Once IT spending begins again , companies in need of tech workers will likely turn first to consultants and outsourcing companies before they take on full-time staff. Whether this decision contributes to what's often called a "jobless recovery" will depend on where the work is going -- onshore or offshore.
This view is gleaned from surveys and analysts trying to understand what's next for tech job market. In the hunt for clues about the future, some of the best evidence about what's head may be with companies yhat are already doing well. Take Cognizant Technology Solutions Corp., for instance.
It's been a miserable year for many IT companies, but Cognizant, in its most recent quarter, reported a revenue gain of 13 percent to $776.6 million, boon growth for most companies. One reason for this can be explained by one of its customers, Emmaus, Penn.-based Rodale Inc., publisher of Prevention, Men's Health, and Women's Health magazines.
By hiring Cognizant, Rodale CIO Ken Citron was able to cut costs for infrastructure, hardware, help desks and networks by 15 percent on annual basis. The IT savings was achieved, in part, because Cognizant remotely manages some of the systems offshore.
About three quarters of Rodale's IT infrastructure employees became Cognizant employees, and the remaining either received severance or moved into some other role . While Rodale didn't want to disclose the number of employees affected by the change, Citron said the change is allowing the compay to focus on its core needs, especially its customer-facing applications and services.
Cognizant, based in Teaneck, N.J., finished last year with 62,000 employees, 12,000 of whom were in the U.S., and 47,000 in the Asia-Pacific region. Another U.S.-based outsourcing company with rapidly growing operations in India , Affiliated Computer Services Inc. in Dallas, reported $1.7 billion in revenue in its more recent quarter, a 6 percent increase. Xerox Corp. is buying it for $6.4 billion.

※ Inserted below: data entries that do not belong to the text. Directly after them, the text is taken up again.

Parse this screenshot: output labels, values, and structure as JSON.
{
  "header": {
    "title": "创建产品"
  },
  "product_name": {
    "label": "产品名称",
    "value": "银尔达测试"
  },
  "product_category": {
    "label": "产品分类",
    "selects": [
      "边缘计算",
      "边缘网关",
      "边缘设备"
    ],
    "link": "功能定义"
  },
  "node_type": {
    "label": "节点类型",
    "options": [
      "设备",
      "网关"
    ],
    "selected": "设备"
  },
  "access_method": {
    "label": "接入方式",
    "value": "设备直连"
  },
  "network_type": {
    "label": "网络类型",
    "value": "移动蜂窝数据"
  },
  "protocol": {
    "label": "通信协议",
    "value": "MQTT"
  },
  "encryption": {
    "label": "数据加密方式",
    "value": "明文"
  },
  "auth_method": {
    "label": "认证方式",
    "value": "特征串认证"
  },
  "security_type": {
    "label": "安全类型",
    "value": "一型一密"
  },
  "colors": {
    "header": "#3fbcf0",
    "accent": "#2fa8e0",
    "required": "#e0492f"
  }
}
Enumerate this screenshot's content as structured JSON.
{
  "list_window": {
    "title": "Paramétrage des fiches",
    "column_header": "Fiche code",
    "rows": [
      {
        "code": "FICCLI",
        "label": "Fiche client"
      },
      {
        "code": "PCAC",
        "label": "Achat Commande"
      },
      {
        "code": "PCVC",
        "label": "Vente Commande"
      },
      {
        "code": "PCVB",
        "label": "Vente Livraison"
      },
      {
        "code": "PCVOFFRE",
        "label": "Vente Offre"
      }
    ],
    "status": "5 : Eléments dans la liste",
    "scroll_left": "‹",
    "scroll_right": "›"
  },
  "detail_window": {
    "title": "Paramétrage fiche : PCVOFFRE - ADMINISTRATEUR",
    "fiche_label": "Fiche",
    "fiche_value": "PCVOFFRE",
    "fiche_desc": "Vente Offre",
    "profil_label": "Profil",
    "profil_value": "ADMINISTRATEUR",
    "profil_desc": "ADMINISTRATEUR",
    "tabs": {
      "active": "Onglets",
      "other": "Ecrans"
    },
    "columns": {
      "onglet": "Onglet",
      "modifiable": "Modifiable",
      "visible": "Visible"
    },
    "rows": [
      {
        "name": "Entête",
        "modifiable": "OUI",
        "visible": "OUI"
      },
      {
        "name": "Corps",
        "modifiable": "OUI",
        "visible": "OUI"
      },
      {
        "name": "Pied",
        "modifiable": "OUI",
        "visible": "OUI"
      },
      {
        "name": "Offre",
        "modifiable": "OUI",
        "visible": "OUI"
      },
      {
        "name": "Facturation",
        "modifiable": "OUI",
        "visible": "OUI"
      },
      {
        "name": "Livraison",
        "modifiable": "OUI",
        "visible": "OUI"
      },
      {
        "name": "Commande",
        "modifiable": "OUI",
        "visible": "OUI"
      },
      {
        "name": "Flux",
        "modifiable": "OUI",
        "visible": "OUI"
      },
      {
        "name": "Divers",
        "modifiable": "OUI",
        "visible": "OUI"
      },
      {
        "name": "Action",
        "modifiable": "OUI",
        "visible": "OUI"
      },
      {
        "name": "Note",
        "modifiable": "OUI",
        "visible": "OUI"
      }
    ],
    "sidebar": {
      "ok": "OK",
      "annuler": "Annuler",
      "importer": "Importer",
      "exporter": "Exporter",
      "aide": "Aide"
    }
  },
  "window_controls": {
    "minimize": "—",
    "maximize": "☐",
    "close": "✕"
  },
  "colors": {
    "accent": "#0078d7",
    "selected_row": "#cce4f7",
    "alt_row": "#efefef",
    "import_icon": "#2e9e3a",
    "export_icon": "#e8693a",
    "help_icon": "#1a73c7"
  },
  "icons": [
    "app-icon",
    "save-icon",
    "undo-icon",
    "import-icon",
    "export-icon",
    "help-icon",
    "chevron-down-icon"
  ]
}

Will Cognizant and ACS help with a recovery or hurt it by shifting work overseas? The only IT spending category that is expected to finish 2009 in the black is outsourcing, with a 2.1 percent gain, said Forrester Research Inc., in a report released Tuesday. If that increase seems scant, consider that Forrester is expecting IT spending to decline overall by 9.3 percent for the year, led by a hardware spending plunge of 15.5 percent.
Andrew Bartels, the analyst who prepared the forecast, expects IT managers will be conservative about taking on new staff and will rely on consultants and outsourcers to meet immediate need.
"You probably won't start to see hiring for permanent staff until the middle of next year," Bartels said, but employers will hire consultants.